WORK TO COMPLETE | In the copy, include every record below exactly as it appears, but no pictures.

Items from a dataset |
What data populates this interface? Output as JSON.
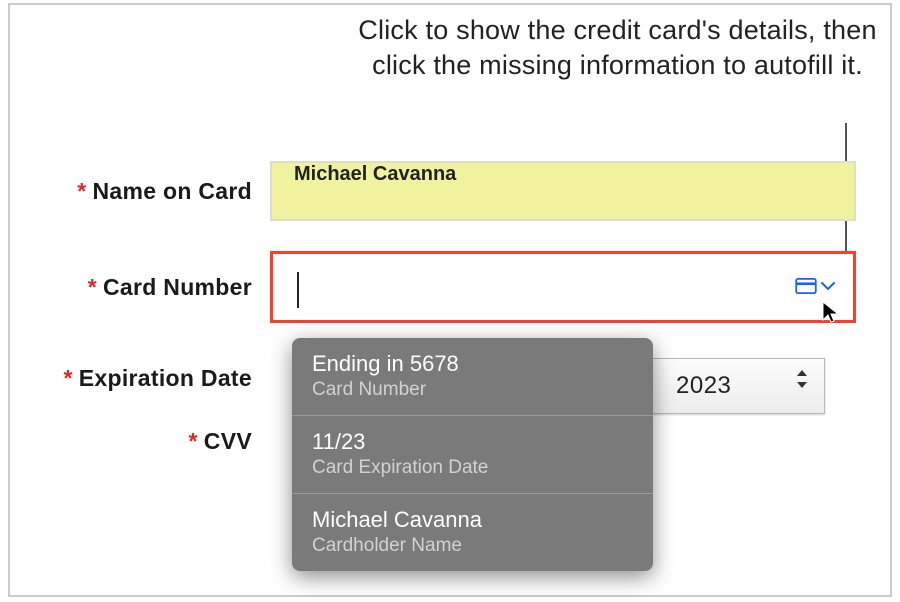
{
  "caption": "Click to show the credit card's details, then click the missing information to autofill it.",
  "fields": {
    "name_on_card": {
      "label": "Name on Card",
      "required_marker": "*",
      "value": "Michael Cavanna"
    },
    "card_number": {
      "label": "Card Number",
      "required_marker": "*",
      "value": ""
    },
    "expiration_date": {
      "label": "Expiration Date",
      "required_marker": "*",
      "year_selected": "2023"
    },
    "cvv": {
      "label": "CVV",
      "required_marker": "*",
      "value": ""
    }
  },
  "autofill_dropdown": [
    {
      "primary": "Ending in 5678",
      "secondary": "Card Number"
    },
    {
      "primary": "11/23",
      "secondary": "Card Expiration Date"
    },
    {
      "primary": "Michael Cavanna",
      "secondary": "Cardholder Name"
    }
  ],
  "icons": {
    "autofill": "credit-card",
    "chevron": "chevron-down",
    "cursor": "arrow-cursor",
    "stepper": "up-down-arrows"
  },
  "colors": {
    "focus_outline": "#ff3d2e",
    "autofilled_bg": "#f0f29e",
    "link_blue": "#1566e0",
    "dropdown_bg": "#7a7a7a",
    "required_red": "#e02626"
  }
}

ANSWER FOR THE TASK |
What data populates this interface? Output as JSON.
{
  "caption": "Click to show the credit card's details, then click the missing information to autofill it.",
  "fields": {
    "name_on_card": {
      "label": "Name on Card",
      "required_marker": "*",
      "value": "Michael Cavanna"
    },
    "card_number": {
      "label": "Card Number",
      "required_marker": "*",
      "value": ""
    },
    "expiration_date": {
      "label": "Expiration Date",
      "required_marker": "*",
      "year_selected": "2023"
    },
    "cvv": {
      "label": "CVV",
      "required_marker": "*",
      "value": ""
    }
  },
  "autofill_dropdown": [
    {
      "primary": "Ending in 5678",
      "secondary": "Card Number"
    },
    {
      "primary": "11/23",
      "secondary": "Card Expiration Date"
    },
    {
      "primary": "Michael Cavanna",
      "secondary": "Cardholder Name"
    }
  ],
  "icons": {
    "autofill": "credit-card",
    "chevron": "chevron-down",
    "cursor": "arrow-cursor",
    "stepper": "up-down-arrows"
  },
  "colors": {
    "focus_outline": "#ff3d2e",
    "autofilled_bg": "#f0f29e",
    "link_blue": "#1566e0",
    "dropdown_bg": "#7a7a7a",
    "required_red": "#e02626"
  }
}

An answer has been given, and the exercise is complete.